I wish I could have taken pictures on the insides of these churches but I will say (I'm even surprised I'm saying this) that they rival St. Peter's and the Duomo in Florence! There's a link to some of the pictures I took of the city on the right-hand side of the blog, but I will show you two pictures of the Basilica of St. Francis, the show-stopping final church Anna and I saw on our way back to the bus station, which was the perfect finale to our day of being more and more in awe of the art we saw.
~Moving from churches onto chocolate...Anna and I finally tried the famous Perugian Baci chocolate today! I wish I had bought my first Baci in Perugia, instead of Assisi, but my roomate and I plan on going to the chocolate factory right outside of the city later this month. I have a fond memory of sitting in Signor Russo's class as he treated himself to a Baci that his son must have brought back to him from Italy, and how he took his time making us all jealous as he savored every bite of the small candy (now all I need is saltimbocca and I'd really have a "circus in my mouth" Signor ;-)). Every "kiss[es]" has a little "love note" written inside the wrapper and I wanted to share mine with you because I nervously started laughing once I read it.
If you can't read it, it says "By all means marry.
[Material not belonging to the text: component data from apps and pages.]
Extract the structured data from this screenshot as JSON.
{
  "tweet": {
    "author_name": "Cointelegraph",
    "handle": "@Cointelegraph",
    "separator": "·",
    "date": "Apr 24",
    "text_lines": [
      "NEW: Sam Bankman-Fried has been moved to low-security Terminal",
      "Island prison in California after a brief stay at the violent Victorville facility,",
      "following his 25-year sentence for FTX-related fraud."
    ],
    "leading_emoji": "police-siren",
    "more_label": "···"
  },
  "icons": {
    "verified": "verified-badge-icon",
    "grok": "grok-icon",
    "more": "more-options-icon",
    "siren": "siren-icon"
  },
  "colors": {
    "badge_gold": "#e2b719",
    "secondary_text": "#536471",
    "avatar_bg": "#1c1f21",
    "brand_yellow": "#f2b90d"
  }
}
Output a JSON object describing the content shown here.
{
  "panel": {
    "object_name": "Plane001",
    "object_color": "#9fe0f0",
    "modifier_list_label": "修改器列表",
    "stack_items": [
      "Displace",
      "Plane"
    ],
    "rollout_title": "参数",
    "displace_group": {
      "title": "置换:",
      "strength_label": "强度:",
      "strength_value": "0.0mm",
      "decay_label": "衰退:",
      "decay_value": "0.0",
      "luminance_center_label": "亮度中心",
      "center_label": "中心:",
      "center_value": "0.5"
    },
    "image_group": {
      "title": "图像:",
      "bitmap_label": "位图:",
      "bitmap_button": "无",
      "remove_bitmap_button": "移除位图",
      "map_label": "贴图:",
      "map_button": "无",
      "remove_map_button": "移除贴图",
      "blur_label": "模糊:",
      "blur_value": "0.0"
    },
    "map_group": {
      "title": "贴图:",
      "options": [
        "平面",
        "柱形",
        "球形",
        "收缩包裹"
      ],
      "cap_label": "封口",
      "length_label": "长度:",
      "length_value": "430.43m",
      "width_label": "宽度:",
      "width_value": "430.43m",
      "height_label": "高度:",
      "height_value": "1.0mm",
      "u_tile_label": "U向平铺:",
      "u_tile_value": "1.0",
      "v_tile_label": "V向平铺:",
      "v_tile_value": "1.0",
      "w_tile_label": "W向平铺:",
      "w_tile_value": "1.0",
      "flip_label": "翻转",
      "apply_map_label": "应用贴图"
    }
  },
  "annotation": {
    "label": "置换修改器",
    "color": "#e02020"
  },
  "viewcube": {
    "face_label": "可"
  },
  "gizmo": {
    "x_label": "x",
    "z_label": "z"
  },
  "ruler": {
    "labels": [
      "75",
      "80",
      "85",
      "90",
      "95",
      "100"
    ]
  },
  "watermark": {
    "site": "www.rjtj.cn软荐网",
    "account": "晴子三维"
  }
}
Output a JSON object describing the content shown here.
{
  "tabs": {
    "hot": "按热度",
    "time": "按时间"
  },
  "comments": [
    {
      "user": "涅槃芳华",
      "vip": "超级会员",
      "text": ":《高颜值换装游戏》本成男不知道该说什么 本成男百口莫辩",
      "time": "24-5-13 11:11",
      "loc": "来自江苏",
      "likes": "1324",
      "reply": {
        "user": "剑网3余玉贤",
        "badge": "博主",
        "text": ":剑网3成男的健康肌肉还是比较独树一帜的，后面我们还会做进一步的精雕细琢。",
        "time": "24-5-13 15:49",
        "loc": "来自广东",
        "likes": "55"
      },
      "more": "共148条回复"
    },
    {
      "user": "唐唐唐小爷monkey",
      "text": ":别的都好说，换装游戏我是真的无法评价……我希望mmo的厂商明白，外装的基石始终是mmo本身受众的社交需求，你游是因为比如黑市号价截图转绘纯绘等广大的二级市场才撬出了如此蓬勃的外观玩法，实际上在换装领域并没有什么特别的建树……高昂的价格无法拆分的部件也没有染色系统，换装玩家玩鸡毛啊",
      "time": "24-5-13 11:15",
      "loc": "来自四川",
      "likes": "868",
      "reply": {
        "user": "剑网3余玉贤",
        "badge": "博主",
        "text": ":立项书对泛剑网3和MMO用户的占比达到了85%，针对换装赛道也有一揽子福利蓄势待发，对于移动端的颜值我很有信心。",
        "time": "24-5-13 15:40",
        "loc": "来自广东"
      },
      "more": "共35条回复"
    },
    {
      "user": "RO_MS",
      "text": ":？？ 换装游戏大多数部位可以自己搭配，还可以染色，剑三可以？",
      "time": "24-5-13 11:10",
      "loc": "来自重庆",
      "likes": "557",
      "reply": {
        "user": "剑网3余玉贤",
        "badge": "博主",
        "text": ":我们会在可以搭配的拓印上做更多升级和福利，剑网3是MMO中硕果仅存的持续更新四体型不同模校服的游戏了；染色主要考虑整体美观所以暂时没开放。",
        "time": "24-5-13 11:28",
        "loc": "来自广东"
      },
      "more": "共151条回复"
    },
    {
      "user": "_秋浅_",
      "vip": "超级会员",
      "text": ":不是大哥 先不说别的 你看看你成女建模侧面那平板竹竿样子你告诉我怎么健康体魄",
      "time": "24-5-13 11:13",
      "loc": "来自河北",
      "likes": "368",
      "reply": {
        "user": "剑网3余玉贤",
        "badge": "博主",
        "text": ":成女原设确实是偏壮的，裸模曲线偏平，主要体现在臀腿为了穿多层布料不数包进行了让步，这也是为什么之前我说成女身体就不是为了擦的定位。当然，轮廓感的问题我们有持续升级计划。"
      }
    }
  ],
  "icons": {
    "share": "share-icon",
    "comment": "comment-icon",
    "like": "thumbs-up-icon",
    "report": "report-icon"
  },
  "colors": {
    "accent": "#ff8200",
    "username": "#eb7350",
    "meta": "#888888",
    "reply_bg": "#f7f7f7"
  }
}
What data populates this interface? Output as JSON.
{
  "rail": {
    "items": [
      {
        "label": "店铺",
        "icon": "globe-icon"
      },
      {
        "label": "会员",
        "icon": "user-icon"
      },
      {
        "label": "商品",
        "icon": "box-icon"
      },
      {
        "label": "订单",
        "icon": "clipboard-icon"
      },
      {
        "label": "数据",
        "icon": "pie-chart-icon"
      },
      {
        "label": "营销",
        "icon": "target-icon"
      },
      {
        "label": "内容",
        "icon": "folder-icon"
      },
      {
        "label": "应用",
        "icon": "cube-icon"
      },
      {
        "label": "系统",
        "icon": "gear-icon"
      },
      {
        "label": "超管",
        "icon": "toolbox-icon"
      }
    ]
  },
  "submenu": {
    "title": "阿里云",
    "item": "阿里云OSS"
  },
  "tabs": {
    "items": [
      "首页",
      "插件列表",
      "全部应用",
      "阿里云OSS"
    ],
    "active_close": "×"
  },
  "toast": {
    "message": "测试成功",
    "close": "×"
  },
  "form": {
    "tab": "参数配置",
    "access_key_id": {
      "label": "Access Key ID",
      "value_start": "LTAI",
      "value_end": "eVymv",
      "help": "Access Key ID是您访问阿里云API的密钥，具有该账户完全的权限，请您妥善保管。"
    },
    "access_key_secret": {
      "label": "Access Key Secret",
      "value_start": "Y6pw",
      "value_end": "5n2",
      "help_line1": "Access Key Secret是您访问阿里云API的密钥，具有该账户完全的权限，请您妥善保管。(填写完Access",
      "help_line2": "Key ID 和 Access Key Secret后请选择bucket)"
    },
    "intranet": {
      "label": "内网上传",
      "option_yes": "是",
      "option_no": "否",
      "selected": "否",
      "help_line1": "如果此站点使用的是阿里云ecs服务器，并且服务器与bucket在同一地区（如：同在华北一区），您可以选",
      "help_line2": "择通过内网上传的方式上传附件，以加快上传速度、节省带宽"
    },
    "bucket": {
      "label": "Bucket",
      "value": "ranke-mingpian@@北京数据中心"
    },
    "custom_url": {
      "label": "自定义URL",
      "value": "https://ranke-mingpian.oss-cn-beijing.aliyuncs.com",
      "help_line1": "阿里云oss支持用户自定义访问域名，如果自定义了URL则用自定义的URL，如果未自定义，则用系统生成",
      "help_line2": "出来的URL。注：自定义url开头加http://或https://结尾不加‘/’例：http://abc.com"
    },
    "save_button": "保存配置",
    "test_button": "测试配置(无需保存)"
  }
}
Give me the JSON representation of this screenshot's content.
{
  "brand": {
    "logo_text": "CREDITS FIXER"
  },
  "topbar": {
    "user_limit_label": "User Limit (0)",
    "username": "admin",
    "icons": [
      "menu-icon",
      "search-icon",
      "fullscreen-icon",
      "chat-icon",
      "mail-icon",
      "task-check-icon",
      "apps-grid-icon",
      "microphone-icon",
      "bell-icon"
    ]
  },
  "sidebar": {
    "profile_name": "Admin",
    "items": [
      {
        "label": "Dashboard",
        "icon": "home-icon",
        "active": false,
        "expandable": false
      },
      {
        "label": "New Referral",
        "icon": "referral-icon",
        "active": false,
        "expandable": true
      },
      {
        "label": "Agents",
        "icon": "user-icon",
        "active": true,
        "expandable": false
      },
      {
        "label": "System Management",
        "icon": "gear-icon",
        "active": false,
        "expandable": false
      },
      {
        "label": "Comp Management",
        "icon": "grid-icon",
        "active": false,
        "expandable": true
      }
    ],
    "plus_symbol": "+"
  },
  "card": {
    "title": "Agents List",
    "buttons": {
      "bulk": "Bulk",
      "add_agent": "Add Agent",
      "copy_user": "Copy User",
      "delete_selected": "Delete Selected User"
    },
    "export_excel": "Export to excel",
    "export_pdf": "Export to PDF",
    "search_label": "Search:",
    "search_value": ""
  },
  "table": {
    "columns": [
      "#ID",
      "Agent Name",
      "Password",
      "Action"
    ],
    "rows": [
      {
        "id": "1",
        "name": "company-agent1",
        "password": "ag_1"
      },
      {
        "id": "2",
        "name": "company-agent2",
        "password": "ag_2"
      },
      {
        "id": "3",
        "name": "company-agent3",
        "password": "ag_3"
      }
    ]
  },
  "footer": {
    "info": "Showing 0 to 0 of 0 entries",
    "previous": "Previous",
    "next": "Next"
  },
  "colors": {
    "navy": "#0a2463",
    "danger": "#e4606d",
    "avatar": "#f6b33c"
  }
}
If you get a good wife you will become happy, and if you get a bad one you will become a philosopher."
Oh (History and) Philosophy (of Science) majors...No, I actually find that note very funny [though don't like how it was so catered to a male audience].
It felt comforting coming back to Perugia even though I've only been here for a short time. It was such a drastic change to go from this quiet, religious city back to this university town. It's Saturday night and all the Italian punks were on the main street, lined with with upscale clothing shops and there just seemed to be so much more life here.
Maybe I'm just getting defensive about my current home. Perugia was named National Geographic's Sexiest City after all...
[If anything, just look at the picture of they put up of Perugia. I think that's the best reputation of the city - showing Corso Vannucci (the main road of the city) up to a view of the fountain. I see this scene everday.]